If you come and ride it, please let me know and give some feedback. I hope you enjoy your day and get a real flavour of the area, cobbles and all.

19 comments:

Anonymous said...

Thanks for all your efforts in posting this route. I am looking forward to trying it out

Red Bike said...

Great stuff!
I am going to have to make the effort to try this!

Longwayround said...

I'm actually genuinely gutted that I've got tickets for Oulton Park this Saturday.

It makes the Cheshire Cat's ascent of Mow Cop look laughably easy. If you're doing this next year then count me in.

oliver said...

Hey up, I'm thinking of coming over from Manchester to do this, can I just roll up and ride?
.. and will it be easy enough to either follow or ride with people?

crossjunkie said...

Hi Oliver - just turn up and ride. Just been out putting some of the signs up - more to come this afternoon. You should be able to follow the full route alone assuming they are still there in the morning but we will ride as a group too, so stick with us :-)

Rich said...

can you post or someone post a reflection on this ride. Want to know if it's worth the trip up North, as the distance is the same to Belgium from here.

Anonymous said...

This is brilliant. I am originally from Oost Lancashire but now live in New Zealand. De Ronde van Vlaanderen is my favourite race and to have those streets I remember well compared to Flanders really made me smile

Dave Haygarth said...

Flipping Marvellous. How exciting.

Anonymous said...

Would have looked forward to the challenge, unfortunately on holiday. sure the barlick clarion will be out in force. Stevo

Anonymous said...

come on Barlick Clarion, lets support CSP Bob

Unknown said...

This looks like a superbe event, as a frequent visitor to flanders, I hope to do this event next year when I will hopefully have the weekend free. Fantastic work mate, brilliant!

Anonymous said...

Good work Alan and Dave. Hope to be there and bring some of the Darwen Massive!
Mr Sparkle

Rick Knowles said...

hidden gem of a ride and urge anyone new to have a go

once again, I'm gutted I can't make this year's event

Rick K said...

hidden gem of a ride and urge anyone new to have a go

once again, I'm gutted I can't make this year's event

Rick said...

So looking forwards to this ride on Saturday! Hope this week's weather can stretch itself all the way to the weekend but then I'd also like the moon on a stick :)

Anonymous said...

Hi just wondering if normal road tyre's will be ok for this ride.
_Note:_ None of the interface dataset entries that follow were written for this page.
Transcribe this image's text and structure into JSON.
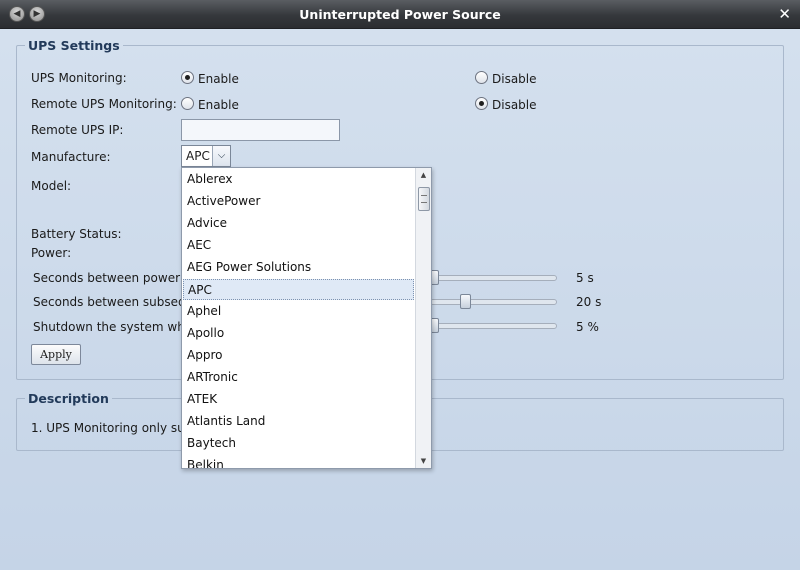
{
  "window": {
    "title": "Uninterrupted Power Source"
  },
  "ups_settings": {
    "legend": "UPS Settings",
    "ups_monitoring": {
      "label": "UPS Monitoring:",
      "enable": "Enable",
      "disable": "Disable",
      "selected": "Enable"
    },
    "remote_monitoring": {
      "label": "Remote UPS Monitoring:",
      "enable": "Enable",
      "disable": "Disable",
      "selected": "Disable"
    },
    "remote_ip": {
      "label": "Remote UPS IP:",
      "value": ""
    },
    "manufacture": {
      "label": "Manufacture:",
      "value": "APC"
    },
    "model": {
      "label": "Model:"
    },
    "battery_status": {
      "label": "Battery Status:"
    },
    "power": {
      "label": "Power:"
    },
    "sliders": [
      {
        "label": "Seconds between power f",
        "value_text": "5 s"
      },
      {
        "label": "Seconds between subsequ",
        "value_text": "20 s"
      },
      {
        "label": "Shutdown the system whe",
        "value_text": "5 %"
      }
    ],
    "apply_label": "Apply"
  },
  "description": {
    "legend": "Description",
    "text": "1. UPS Monitoring only supp"
  },
  "manufacturer_dropdown": {
    "options": [
      "Ablerex",
      "ActivePower",
      "Advice",
      "AEC",
      "AEG Power Solutions",
      "APC",
      "Aphel",
      "Apollo",
      "Appro",
      "ARTronic",
      "ATEK",
      "Atlantis Land",
      "Baytech",
      "Belkin"
    ],
    "selected": "APC"
  },
  "icons": {
    "back": "back-arrow-icon",
    "forward": "forward-arrow-icon",
    "close": "close-icon",
    "dropdown": "chevron-down-icon"
  }
}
If yes see you saturday morning!!

crossjunkie said...

Road tires are fine - there's not THAT much cobbled stuff and it isn't Roubaixesque :-)
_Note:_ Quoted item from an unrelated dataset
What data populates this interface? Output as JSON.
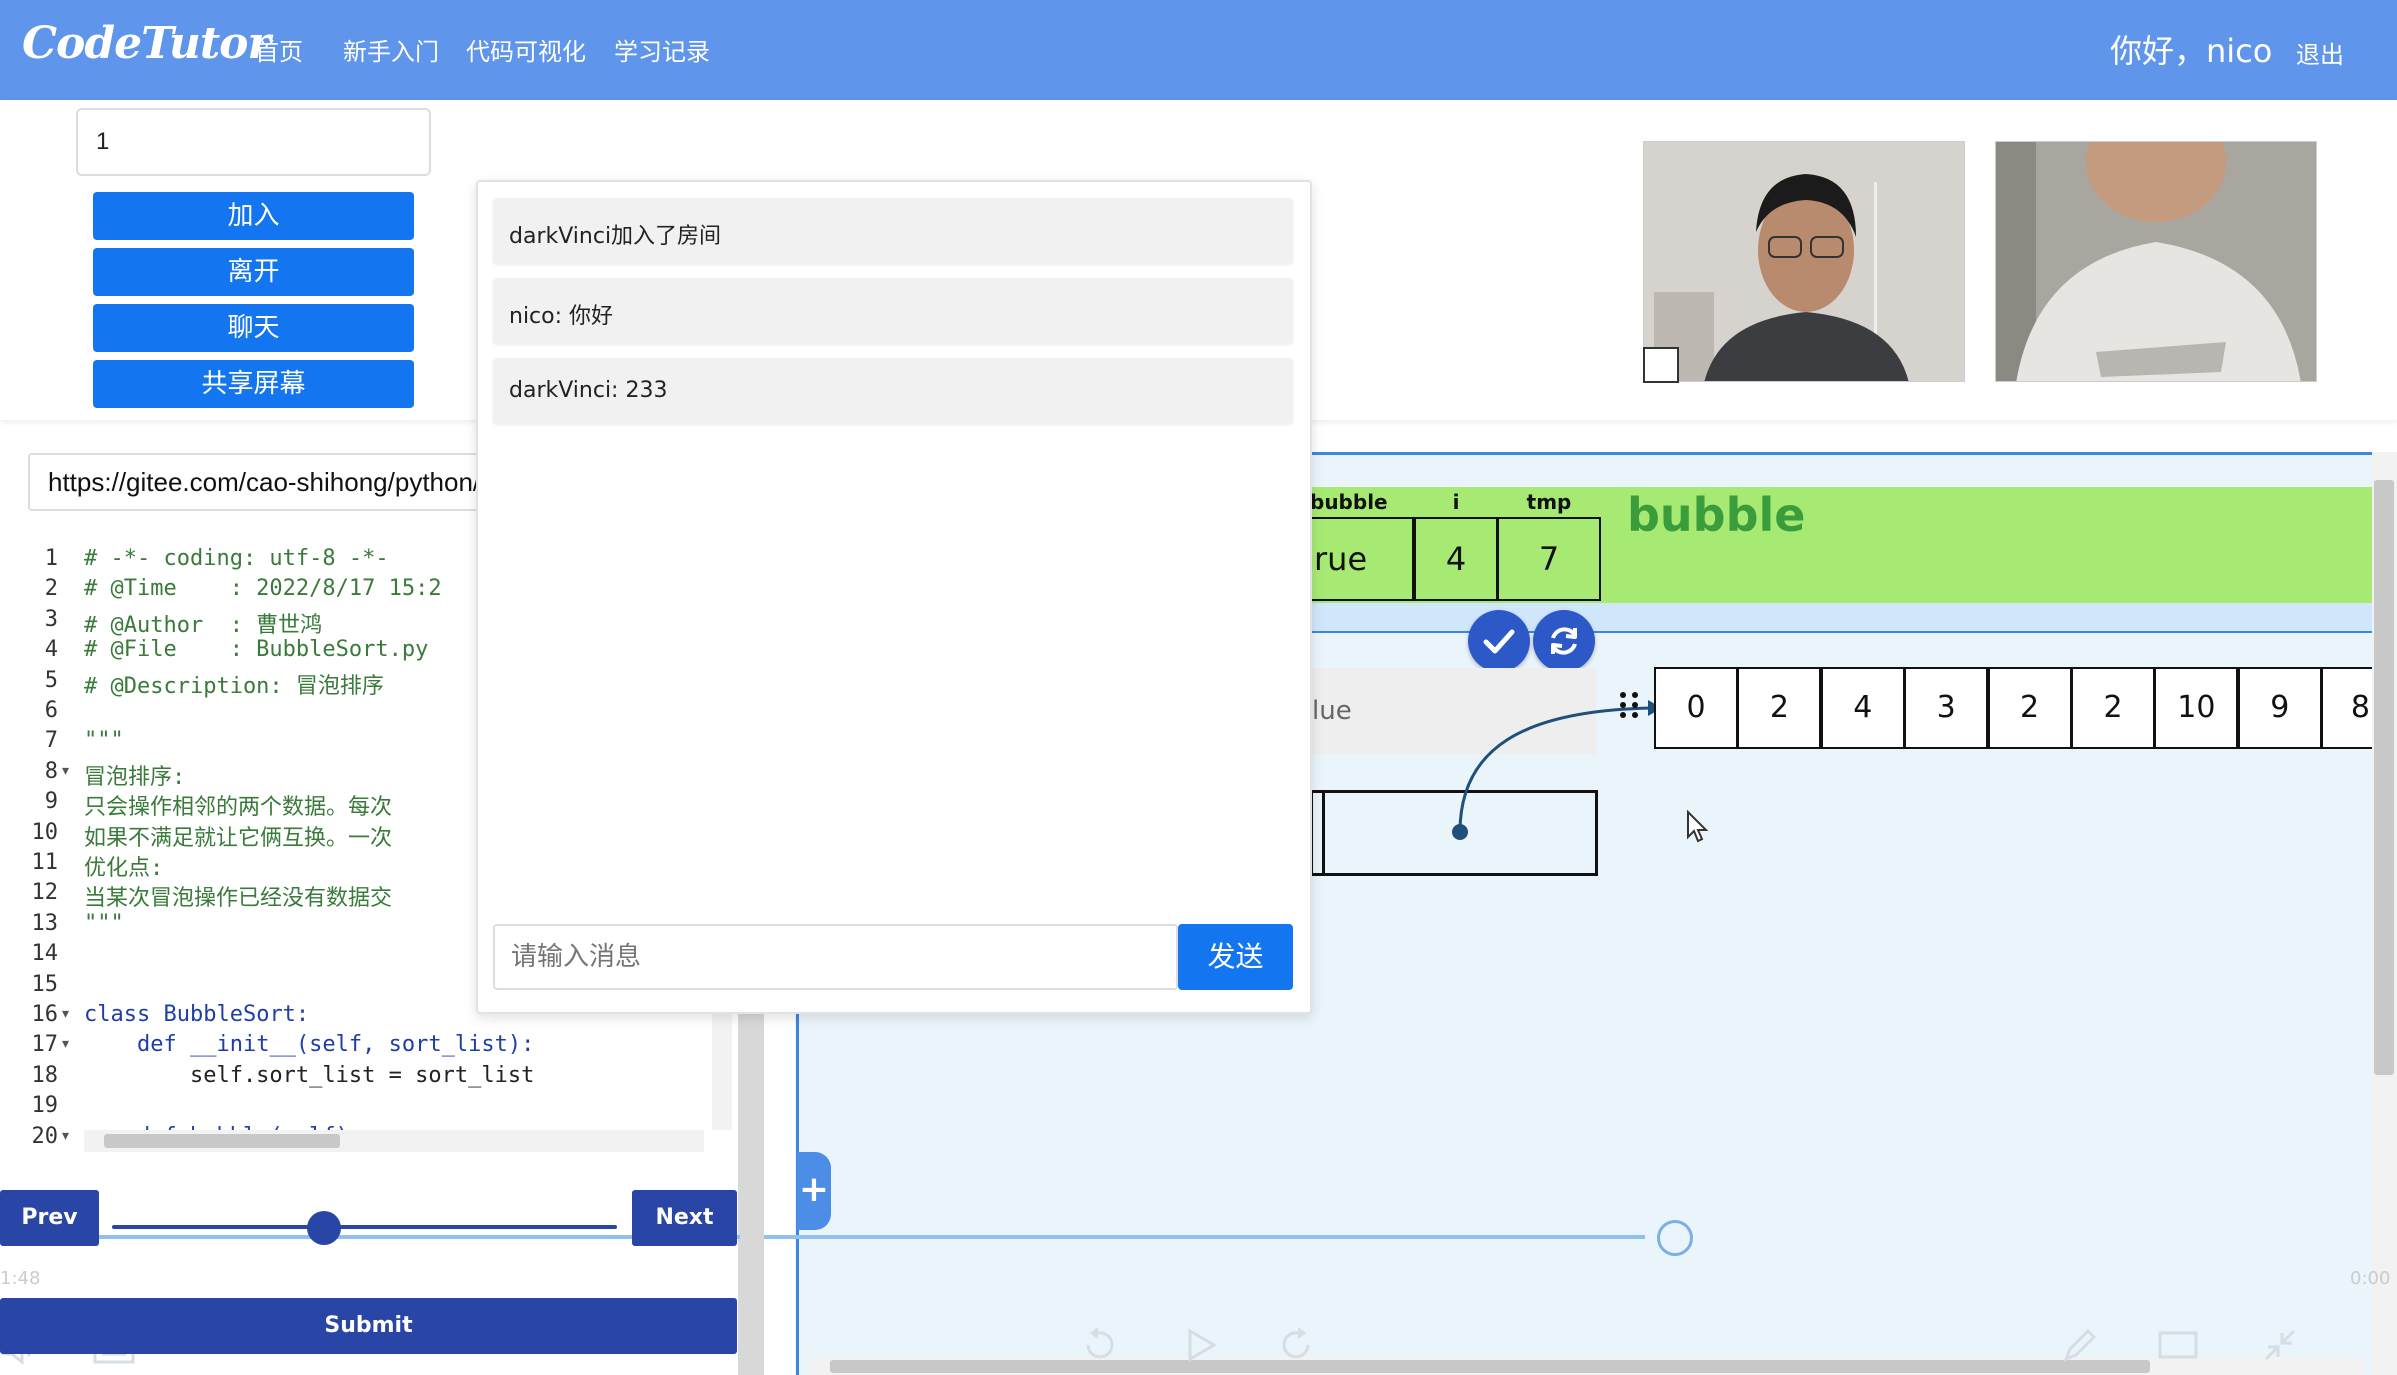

David Lane said...

Hoping to join you - is it likely to go ahead with the snow?

crossjunkie said...

David - check the front page of the blog! No, I'm afraid I've had to cancel - the details are in the announcement. Hope to reschedule soon...

Alan